“The seasonal adjustment factor for this week anticipated a modest increase, reflecting the fact that initial filings tend to rise in the second full week of July each year,” said Lou Crandall, chief economist at Wrightson ICAP in Brooklyn, New York. “However, that tendency only applies to weeks ending between July 8 and July 13.”

Automakers typically idle plants in July to retool for new models. But these temporary plant closures do not always happen around the same time, which could throw off the model that the government uses to strip out seasonal fluctuations from the data.

Claims, relative to the size of the labor market, are way below the 280,000 level that economists say would signal a significant slowdown in job growth. The labor market remains tight as companies hoard workers after struggling to find labor during the COVID-19 pandemic, despite the economy slowing because of the Fed’s hefty interest rate increases.

The U.S. central bank is expected to resume hiking rates next Wednesday after skipping an increase in June. The Fed has raised its policy rate by 500 basis points since March 2022, when it kicked off its fastest monetary policy tightening cycle in more than 40 years.

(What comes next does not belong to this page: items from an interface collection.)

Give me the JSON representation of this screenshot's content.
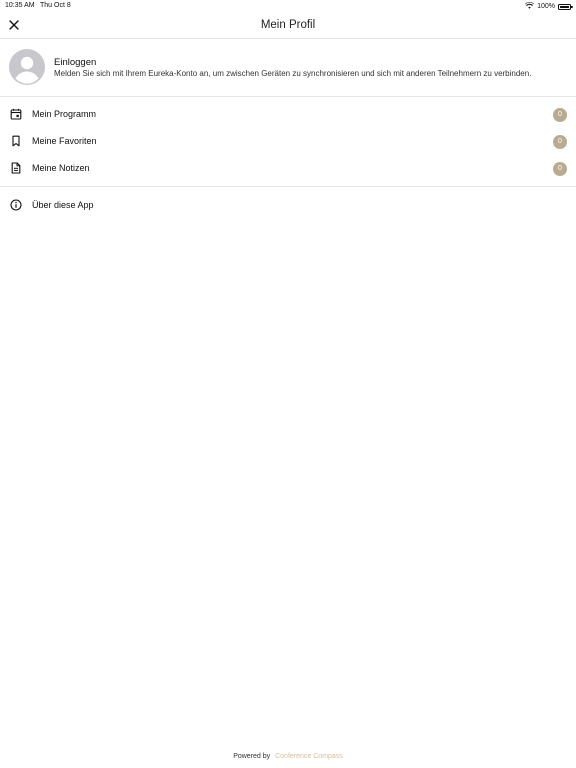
{
  "status_bar": {
    "time": "10:35 AM",
    "date": "Thu Oct 8",
    "battery_text": "100%",
    "battery_level": 1.0,
    "wifi_icon": "wifi-icon",
    "battery_icon": "battery-icon"
  },
  "nav": {
    "title": "Mein Profil",
    "close_icon": "close-icon"
  },
  "login": {
    "title": "Einloggen",
    "description": "Melden Sie sich mit Ihrem Eureka-Konto an, um zwischen Geräten zu synchronisieren und sich mit anderen Teilnehmern zu verbinden.",
    "avatar_icon": "avatar-placeholder-icon"
  },
  "menu": {
    "items": [
      {
        "label": "Mein Programm",
        "icon": "calendar-icon",
        "count": "0"
      },
      {
        "label": "Meine Favoriten",
        "icon": "bookmark-icon",
        "count": "0"
      },
      {
        "label": "Meine Notizen",
        "icon": "note-icon",
        "count": "0"
      }
    ],
    "about": {
      "label": "Über diese App",
      "icon": "info-icon"
    }
  },
  "footer": {
    "prefix": "Powered by",
    "link": "Conference Compass"
  },
  "colors": {
    "badge": "#b9ab92",
    "footer_link": "#d7bca0",
    "avatar_bg": "#c7c7cc",
    "divider": "#e8e8e8"
  }
}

“Many employers are reluctant to reduce headcount despite a slower economy, since the labor market is very tight, which might make rehiring difficult if growth picks up in six or twelve months,” said Bill Adams, chief economist at Comerica Bank in Dallas.

Economists shrugged off a separate report from the Conference Board showing its Leading Economic Index, a gauge of future U.S. economic activity, dropped for the 15th straight month in June, the longest such streak since 2007-08, when the economy was in the midst of the Great Recession.

“However, with most of the weakness in a few sentiment-based indicators, the recession signal is not as strong as it appears,” said Michael Pearce, lead U.S. economist at Oxford Economics in New York.

Stocks on Wall Street were mixed. The dollar rose against a basket of currencies. U.S. Treasury prices fell.


The claims data covered the week during which the government surveyed businesses for the nonfarm payrolls component of July’s employment report. Claims fell during the June and July survey weeks. The economy added 209,000 jobs in June.

The number of people receiving benefits after an initial week of aid, a proxy for hiring, increased 33,000 to 1.754 million during the week ending July 8, the claims report showed.

At current levels, the so-called continuing claims are low by historical standards, indicating that some laid-off workers are quickly finding work.

While the labor market remains resilient, housing and manufacturing continue to struggle. A third report from the National Association of Realtors showed existing home sales fell 3.3% in June to a seasonally adjusted annual rate of 4.16 million units, the lowest level since January.

A perennial shortage of houses on the market and higher mortgage rates are weighing on sales. With supply tight, house prices are rising again on a monthly basis. This together with the average rate on the popular 30-year fixed mortgage just under 7%, according to data from mortgage finance agency Freddie Mac, could price first-time buyers out of the market.

Most homeowners have mortgage rates under 5%, meaning they have no incentive to sell. Last month’s sales pace was the weakest for any June since 2009, during the sub-prime mortgage crisis.

“Perhaps stabilizing prices will be enough to convince more owners to put their homes on the market, but it’s likely that the fate of both existing home inventories and mortgage rates will remain linked for the foreseeable future,” said Erik Johnson, a senior economist at BMO Capital Markets in Toronto.

A fourth report from the Philadelphia Fed showed factory activity in the mid-Atlantic region still subdued in July, but manufacturers were more upbeat about business conditions over the next six months.

“Softer demand for goods and higher borrowing costs continue to be hurdles,” said Rubeela Farooqi, chief U.S. economist at High Frequency Economics in New York.

“But re-shoring of supply chains, infrastructure projects and a stabilization in rates and demand could provide support to manufacturing activity over time.”

(Reporting by Lucia Mutikani; Additional reporting by Safiyah Riddle in New York; Editing by Paul Simao and Andrea Ricci)